Each of the entries should be retyped precisely as it appears.

### Data about app and page elements

▼

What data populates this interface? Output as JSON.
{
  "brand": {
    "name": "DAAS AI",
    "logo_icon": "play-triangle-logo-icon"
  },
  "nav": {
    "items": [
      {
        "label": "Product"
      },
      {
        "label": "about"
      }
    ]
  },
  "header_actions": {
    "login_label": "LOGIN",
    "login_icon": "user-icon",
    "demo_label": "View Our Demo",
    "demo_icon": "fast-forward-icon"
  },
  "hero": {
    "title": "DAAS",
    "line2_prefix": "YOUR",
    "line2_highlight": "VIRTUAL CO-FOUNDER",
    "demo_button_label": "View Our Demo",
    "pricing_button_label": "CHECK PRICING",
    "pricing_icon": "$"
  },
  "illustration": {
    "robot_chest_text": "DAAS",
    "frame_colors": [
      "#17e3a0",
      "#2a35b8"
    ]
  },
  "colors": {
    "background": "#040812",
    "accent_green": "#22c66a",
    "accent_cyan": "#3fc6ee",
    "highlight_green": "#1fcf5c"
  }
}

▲

### EXERCISE RESULT
What data populates this interface? Output as JSON.
{
  "brand": {
    "name": "DAAS AI",
    "logo_icon": "play-triangle-logo-icon"
  },
  "nav": {
    "items": [
      {
        "label": "Product"
      },
      {
        "label": "about"
      }
    ]
  },
  "header_actions": {
    "login_label": "LOGIN",
    "login_icon": "user-icon",
    "demo_label": "View Our Demo",
    "demo_icon": "fast-forward-icon"
  },
  "hero": {
    "title": "DAAS",
    "line2_prefix": "YOUR",
    "line2_highlight": "VIRTUAL CO-FOUNDER",
    "demo_button_label": "View Our Demo",
    "pricing_button_label": "CHECK PRICING",
    "pricing_icon": "$"
  },
  "illustration": {
    "robot_chest_text": "DAAS",
    "frame_colors": [
      "#17e3a0",
      "#2a35b8"
    ]
  },
  "colors": {
    "background": "#040812",
    "accent_green": "#22c66a",
    "accent_cyan": "#3fc6ee",
    "highlight_green": "#1fcf5c"
  }
}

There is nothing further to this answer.